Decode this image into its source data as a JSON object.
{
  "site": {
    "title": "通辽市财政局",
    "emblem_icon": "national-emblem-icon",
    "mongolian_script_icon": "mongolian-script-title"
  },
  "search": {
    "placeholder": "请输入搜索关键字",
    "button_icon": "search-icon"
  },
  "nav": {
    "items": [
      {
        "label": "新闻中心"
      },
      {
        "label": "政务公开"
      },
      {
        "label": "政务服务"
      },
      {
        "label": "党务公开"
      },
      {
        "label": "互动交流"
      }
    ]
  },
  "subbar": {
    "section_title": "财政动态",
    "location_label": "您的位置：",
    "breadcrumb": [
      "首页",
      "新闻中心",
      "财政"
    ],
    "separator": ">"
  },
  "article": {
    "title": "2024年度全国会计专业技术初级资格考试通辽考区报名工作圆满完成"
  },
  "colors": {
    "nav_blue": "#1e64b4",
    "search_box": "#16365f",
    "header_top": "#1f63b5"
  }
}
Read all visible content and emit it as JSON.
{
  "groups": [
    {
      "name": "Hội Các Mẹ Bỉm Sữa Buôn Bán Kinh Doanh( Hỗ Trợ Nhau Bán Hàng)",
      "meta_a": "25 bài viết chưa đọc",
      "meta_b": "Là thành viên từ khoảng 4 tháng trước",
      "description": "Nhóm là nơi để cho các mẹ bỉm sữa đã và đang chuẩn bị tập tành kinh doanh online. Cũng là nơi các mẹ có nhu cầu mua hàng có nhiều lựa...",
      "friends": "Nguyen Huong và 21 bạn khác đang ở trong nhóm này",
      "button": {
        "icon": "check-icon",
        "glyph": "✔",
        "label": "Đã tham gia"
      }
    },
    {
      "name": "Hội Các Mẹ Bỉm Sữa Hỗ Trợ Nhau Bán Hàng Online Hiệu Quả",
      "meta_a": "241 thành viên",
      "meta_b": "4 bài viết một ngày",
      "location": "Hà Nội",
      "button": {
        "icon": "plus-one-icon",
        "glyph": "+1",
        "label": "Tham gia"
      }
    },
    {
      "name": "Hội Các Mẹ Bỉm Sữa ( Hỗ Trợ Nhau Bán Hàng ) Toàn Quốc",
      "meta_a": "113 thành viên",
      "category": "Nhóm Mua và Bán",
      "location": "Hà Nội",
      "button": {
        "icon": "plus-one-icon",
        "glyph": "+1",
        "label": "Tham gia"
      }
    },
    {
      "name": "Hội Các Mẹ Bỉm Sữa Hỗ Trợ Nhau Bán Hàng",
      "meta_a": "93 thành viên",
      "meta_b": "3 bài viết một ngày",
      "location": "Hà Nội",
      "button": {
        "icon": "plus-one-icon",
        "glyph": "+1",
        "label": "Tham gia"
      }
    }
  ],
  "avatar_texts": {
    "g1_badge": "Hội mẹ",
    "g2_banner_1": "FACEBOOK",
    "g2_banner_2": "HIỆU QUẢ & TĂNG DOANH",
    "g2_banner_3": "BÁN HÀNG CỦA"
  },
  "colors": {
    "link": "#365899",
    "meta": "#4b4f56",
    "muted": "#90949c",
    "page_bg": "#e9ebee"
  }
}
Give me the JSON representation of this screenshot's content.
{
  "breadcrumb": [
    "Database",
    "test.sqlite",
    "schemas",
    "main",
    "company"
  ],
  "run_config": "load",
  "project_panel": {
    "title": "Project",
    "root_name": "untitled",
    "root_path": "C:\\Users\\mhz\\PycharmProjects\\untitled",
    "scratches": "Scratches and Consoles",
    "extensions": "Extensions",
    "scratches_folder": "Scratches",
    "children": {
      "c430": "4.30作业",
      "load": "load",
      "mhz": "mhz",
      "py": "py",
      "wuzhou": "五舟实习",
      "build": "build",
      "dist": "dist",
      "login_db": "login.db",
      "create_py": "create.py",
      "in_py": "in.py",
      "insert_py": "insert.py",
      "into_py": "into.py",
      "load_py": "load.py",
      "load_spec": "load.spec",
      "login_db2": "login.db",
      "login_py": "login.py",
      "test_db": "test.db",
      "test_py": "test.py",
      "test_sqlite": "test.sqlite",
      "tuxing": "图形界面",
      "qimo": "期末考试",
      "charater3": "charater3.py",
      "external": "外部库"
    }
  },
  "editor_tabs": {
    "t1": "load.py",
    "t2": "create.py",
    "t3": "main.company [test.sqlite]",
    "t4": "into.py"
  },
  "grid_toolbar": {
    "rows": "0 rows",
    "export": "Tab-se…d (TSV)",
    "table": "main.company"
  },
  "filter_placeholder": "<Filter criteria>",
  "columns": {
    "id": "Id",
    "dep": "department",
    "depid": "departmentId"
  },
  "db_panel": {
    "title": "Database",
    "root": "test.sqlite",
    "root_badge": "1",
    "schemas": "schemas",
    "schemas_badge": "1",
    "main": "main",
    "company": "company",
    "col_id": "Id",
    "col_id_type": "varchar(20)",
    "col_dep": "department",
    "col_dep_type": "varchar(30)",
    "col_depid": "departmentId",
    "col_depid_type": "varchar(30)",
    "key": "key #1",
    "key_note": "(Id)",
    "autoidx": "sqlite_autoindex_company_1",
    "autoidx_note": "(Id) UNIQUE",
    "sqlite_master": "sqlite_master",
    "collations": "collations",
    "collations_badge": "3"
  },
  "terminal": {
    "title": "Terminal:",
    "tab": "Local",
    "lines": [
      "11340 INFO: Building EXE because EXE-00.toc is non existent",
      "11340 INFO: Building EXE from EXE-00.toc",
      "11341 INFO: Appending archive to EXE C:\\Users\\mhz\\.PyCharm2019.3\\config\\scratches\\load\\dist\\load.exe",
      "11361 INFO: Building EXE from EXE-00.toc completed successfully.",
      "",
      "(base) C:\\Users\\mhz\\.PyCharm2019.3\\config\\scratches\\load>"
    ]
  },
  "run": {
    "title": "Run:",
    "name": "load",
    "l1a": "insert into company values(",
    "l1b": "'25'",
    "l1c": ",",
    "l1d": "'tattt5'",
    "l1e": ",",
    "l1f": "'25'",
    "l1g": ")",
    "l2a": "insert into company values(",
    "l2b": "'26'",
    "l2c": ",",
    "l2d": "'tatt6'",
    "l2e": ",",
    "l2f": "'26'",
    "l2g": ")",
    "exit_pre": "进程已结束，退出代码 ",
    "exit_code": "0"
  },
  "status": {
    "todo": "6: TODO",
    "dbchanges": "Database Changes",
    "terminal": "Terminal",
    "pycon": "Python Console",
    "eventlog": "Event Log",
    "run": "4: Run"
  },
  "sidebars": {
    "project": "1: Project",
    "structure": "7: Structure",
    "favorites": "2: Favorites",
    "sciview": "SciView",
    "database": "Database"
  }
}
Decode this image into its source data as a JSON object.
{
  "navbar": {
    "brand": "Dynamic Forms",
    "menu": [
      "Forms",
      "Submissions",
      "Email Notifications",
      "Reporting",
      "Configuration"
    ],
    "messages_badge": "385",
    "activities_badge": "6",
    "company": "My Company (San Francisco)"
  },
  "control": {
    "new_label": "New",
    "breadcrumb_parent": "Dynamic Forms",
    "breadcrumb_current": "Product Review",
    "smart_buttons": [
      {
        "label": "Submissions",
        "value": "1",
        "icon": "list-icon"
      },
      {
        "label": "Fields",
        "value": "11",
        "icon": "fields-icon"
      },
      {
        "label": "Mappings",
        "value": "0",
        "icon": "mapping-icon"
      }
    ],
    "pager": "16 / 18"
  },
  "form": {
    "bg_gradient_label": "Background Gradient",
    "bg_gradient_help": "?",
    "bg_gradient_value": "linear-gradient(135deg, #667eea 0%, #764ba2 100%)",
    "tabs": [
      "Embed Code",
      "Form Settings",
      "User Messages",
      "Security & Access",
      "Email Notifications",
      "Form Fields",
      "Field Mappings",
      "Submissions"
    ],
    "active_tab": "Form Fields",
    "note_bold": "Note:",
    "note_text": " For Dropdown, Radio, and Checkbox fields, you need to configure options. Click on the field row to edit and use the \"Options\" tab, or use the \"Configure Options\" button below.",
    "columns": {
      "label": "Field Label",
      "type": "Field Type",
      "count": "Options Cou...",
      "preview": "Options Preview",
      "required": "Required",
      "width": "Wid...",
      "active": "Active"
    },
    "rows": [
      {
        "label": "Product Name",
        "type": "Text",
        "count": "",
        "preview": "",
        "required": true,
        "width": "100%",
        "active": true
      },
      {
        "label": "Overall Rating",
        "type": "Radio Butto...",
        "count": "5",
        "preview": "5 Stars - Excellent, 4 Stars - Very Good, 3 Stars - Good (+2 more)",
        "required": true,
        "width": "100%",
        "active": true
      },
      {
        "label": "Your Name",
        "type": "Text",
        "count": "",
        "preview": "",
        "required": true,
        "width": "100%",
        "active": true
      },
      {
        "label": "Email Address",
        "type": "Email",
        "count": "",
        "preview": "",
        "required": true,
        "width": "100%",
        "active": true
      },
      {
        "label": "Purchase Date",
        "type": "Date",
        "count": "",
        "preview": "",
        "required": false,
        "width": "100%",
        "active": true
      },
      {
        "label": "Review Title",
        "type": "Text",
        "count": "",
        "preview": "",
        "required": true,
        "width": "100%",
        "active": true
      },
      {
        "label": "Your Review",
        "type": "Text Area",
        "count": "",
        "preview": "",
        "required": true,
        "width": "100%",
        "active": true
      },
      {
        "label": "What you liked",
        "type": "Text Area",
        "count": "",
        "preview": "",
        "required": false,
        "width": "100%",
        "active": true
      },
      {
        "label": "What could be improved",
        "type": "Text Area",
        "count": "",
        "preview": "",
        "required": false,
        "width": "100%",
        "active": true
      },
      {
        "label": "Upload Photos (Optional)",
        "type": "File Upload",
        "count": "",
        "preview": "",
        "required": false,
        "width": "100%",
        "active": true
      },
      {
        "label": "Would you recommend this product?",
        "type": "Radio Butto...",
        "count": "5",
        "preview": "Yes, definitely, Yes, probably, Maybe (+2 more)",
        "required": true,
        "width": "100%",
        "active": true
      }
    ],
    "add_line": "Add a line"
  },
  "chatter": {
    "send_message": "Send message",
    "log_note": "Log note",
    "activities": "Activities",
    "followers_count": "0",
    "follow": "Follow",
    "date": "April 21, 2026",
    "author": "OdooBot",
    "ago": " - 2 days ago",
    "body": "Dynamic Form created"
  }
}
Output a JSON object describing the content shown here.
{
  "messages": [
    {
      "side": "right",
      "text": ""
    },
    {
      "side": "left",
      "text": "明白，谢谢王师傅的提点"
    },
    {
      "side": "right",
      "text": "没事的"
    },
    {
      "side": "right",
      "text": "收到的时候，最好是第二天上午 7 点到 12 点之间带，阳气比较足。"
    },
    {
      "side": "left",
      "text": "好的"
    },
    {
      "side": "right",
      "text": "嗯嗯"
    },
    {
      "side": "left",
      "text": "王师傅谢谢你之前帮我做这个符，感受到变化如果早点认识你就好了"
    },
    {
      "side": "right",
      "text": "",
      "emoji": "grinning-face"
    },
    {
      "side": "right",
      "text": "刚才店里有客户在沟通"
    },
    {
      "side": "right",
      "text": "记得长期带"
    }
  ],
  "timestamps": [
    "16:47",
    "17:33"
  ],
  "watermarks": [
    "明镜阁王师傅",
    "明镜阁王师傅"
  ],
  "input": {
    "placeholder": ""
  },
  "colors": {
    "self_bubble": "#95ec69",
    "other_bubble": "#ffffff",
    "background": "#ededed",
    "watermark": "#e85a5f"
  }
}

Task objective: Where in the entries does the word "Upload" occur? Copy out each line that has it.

Task output:
        "label": "Upload Photos (Optional)",
        "type": "File Upload",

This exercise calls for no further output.